August 1857-June 1858

The Collected Letters, Volume 33


JWC TO MARY RUSSELL ; 2 October 1857; DOI: 10.1215/lt-18571002-JWC-MR-01; CL 33: 92-94


5 Cheyne Row

[2 October 1857]

Dearest Mary

I couldn't for shame write to you last week—for I couldn't in writing have withheld the fact that I had—got a shocking bad cold!—(again!)— Really I found myself making apologies, and explaining the cause to every body who came in—as if it had been a punishable offence against society I was committing. Harriet Martineau used to say of me, with that show of accuracy never accurate which distinguishes her: “Jane Carlyle has eight Influenzas annually; I wonder how she survives it”! Now it is getting to be one Influenza lasting all the year round— However I must not lose heart; tho it was disappointing to fall ill just when I had been taking all that trouble to strengthen myself, and with tolerable success apparently— But really I should have needed the thick skin of a horse, instead of being “born without skin” as the germans call those born, (as I was) in the seventh month;1 to resist the masked batteries of cold air, Mr C brought to bear on me during the east wind ten days ago! He has a mania about “fresh air,” this man—and is never happy unless all the doors and windows are open. From open violence of draughts I can partly defend myself; wearing a cloak and bonnet the same as if I were out of doors! &c—but when he surreptitiously opens a window at my back (the back of my seat) when I am out of the room, and the curtains are drawn over it, I often receive my first notice of the fact in the form of a sore throat— As he never takes cold himself, he can't be made to understand how sitting between two open cross windows, at midnight, in an east wind, should not be excessively bracing and healthy for me!— However I have had the weather in my favour, and seem to be getting over the attack which was sharp enough while it lasted—

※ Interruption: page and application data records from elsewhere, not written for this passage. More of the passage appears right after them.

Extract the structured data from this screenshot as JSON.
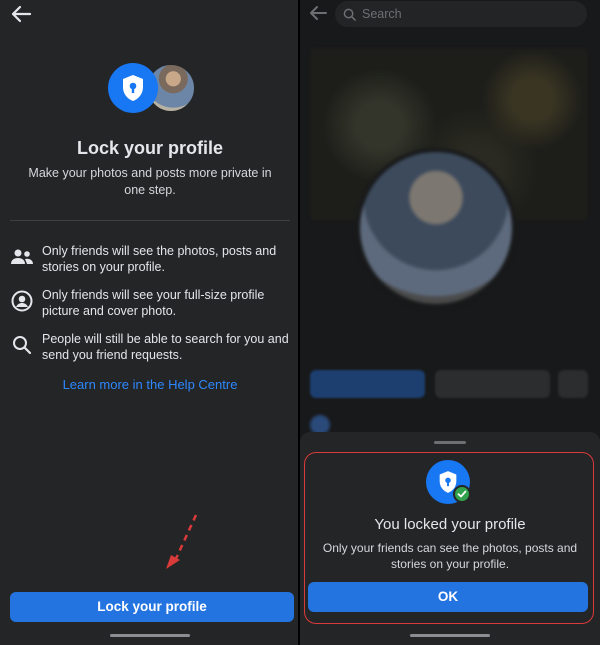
{
  "left": {
    "back_icon": "arrow-left-icon",
    "title": "Lock your profile",
    "subtitle": "Make your photos and posts more private in one step.",
    "bullets": [
      {
        "icon": "friends-icon",
        "text": "Only friends will see the photos, posts and stories on your profile."
      },
      {
        "icon": "profile-circle-icon",
        "text": "Only friends will see your full-size profile picture and cover photo."
      },
      {
        "icon": "search-icon",
        "text": "People will still be able to search for you and send you friend requests."
      }
    ],
    "help_link": "Learn more in the Help Centre",
    "lock_button": "Lock your profile"
  },
  "right": {
    "search_placeholder": "Search",
    "sheet": {
      "title": "You locked your profile",
      "subtitle": "Only your friends can see the photos, posts and stories on your profile.",
      "ok_button": "OK"
    }
  },
  "colors": {
    "accent": "#2374e1",
    "link": "#2d88ff",
    "success": "#31a24c",
    "annotation": "#d93a3a"
  }
}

I was really thankful to hear from you— For I had been working myself into a worry about your health.—That being the rock a-head with myself always—; I am apt to fancy it every bodys rock a head, when there is any delay I dont understand—

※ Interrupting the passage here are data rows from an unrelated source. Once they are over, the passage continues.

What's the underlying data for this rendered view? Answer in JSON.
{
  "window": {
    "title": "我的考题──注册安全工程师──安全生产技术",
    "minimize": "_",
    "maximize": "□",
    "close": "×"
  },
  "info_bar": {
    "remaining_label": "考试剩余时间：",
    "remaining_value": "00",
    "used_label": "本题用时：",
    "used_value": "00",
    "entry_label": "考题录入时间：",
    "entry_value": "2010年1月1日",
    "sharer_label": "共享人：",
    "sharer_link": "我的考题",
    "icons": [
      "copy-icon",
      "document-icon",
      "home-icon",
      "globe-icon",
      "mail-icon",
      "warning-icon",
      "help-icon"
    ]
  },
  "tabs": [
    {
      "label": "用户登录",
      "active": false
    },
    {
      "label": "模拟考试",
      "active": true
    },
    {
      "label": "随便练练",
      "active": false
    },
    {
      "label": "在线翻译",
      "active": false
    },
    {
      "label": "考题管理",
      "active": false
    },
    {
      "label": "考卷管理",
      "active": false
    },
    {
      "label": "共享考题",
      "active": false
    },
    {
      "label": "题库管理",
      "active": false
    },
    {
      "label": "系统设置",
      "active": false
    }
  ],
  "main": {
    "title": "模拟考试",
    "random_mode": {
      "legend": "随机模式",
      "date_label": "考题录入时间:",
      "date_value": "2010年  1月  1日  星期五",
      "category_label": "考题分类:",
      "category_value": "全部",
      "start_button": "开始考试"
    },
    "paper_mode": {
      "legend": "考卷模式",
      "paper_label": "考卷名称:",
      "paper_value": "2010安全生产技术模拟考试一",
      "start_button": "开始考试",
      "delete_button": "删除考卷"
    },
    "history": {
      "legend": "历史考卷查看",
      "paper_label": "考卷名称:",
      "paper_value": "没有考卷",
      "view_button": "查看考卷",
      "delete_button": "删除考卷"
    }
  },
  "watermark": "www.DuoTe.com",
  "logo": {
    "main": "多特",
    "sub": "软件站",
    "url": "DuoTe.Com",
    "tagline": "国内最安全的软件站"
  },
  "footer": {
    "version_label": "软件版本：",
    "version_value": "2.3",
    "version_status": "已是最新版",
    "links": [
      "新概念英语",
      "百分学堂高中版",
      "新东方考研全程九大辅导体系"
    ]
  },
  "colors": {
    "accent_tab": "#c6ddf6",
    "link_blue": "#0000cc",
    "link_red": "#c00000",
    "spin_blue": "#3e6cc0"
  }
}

I hope to hear of you from my Aunt Ann more particularly than you ever tell me about yourself— Grace wrote the other day that she (Ann)2 was gone to “her beloved Dumfriesshire” but didn't say to what place of it first.

Poor Mrs Scott!3 What horrid anxiety she must be kept in! I thank God I have nobody belonging to me in India just now. It is miserable enough to think of the wretchedness of those who have! I fear it will be long enough before there is any safety for those who are there, or any peace for their friends at home. All the Indian officers I have seen, who have any sense, and experience of India think very badly of our chances of reducing it back to tranquility and if Madras and Bombay join the revolt they think we shall lose India altogether.

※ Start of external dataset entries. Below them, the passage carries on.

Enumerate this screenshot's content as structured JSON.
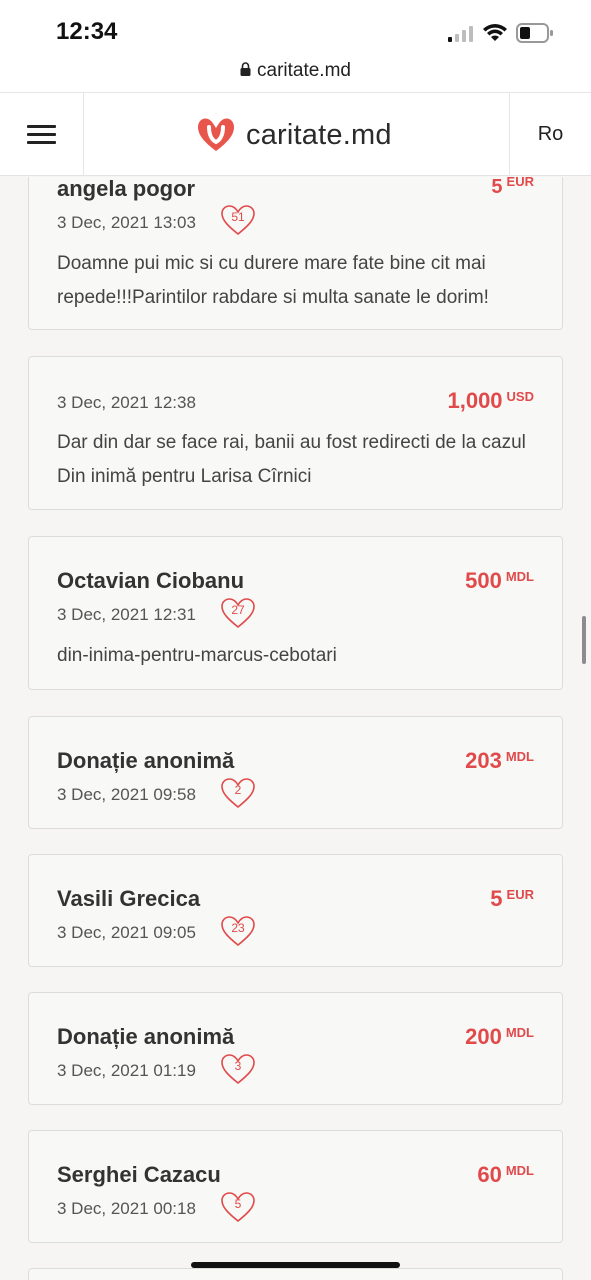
{
  "status_bar": {
    "time": "12:34"
  },
  "browser": {
    "url": "caritate.md"
  },
  "header": {
    "logo_text": "caritate.md",
    "language": "Ro"
  },
  "donations": [
    {
      "name": "angela pogor",
      "date": "3 Dec, 2021 13:03",
      "hearts": "51",
      "amount": "5",
      "currency": "EUR",
      "message": "Doamne pui mic si cu durere mare fate bine cit mai repede!!!Parintilor rabdare si multa sanate le dorim!"
    },
    {
      "name": "",
      "date": "3 Dec, 2021 12:38",
      "hearts": "",
      "amount": "1,000",
      "currency": "USD",
      "message": "Dar din dar se face rai, banii au fost redirecti de la cazul Din inimă pentru Larisa Cîrnici"
    },
    {
      "name": "Octavian Ciobanu",
      "date": "3 Dec, 2021 12:31",
      "hearts": "27",
      "amount": "500",
      "currency": "MDL",
      "message": "din-inima-pentru-marcus-cebotari"
    },
    {
      "name": "Donație anonimă",
      "date": "3 Dec, 2021 09:58",
      "hearts": "2",
      "amount": "203",
      "currency": "MDL",
      "message": ""
    },
    {
      "name": "Vasili Grecica",
      "date": "3 Dec, 2021 09:05",
      "hearts": "23",
      "amount": "5",
      "currency": "EUR",
      "message": ""
    },
    {
      "name": "Donație anonimă",
      "date": "3 Dec, 2021 01:19",
      "hearts": "3",
      "amount": "200",
      "currency": "MDL",
      "message": ""
    },
    {
      "name": "Serghei Cazacu",
      "date": "3 Dec, 2021 00:18",
      "hearts": "5",
      "amount": "60",
      "currency": "MDL",
      "message": ""
    }
  ],
  "colors": {
    "accent": "#e04a4a",
    "background": "#f6f5f3",
    "card_border": "#dcdcdc"
  }
}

I wait anxiously to see what Sir Colin Campbell will do4— The one sensible thing one has seen done by the Home Government was sending him.

My London Friends are almost all gone into the Country and the Town looks strangely dull—the more so from our having been used to spend this part of the year at the Grange— Lord Ashburton has been in the Highlands deer-stalking as usual, and is going to Ireland with some friends—not being able to face the Grange— He thought of going to India—for a resource!—but was advised off that scheme,— It is not so much sorrow that troubles him one would say, as bewilderment— He looks like a child who had lost his nurse in a wood— I expect some scheming woman will marry him up—not because he is likely to care for anybody, but because he does [not]5 know what to do with himself, and would be glad that some one took the trouble of him off his hands.

Ann goes on well— I was afraid her temper might suffer under the loss of absolute mistressship—but she has stood it pretty well, and her qualities and capabilities as a servant come out very strong in comparison with the Servants at Auchtertool—where it is “toil and trouble”6 from morning till night—with three regular servants and two supernumuaries—and nothing able to go on without Maggie fussing and fuming like a little steam engine! I wouldnt lead such a life! but Maggie seems to like it! and as Walter seems to think dinner parties the chief end of life, it is well for her she does like it— But it made me both sad and angry to see such waste—of every thing—time and strength and human faculty as well as of money— Mary was fast falling into her old bad way when I was there—which I did not wonder at, considering the late and perfectly irregular hours they kept and the stew of hot over crowded rooms—but Dr Dewar7 put her on milk diet again—and under orders—and I hear she is improving— But oh dear it is a precarious life hers and its precariousness not sufficiently recognised by either herself or others— As for Jeanie (Mrs Chrystal with her infant and its two six feet high nurses—attending her about shed a series of visits— Such an affected bedizzened! caricature of a fine Lady I never came across I could hardly keep my hands off her— My Mother always predicted what she would grow to—

Yours affly / J W C

love to the Dr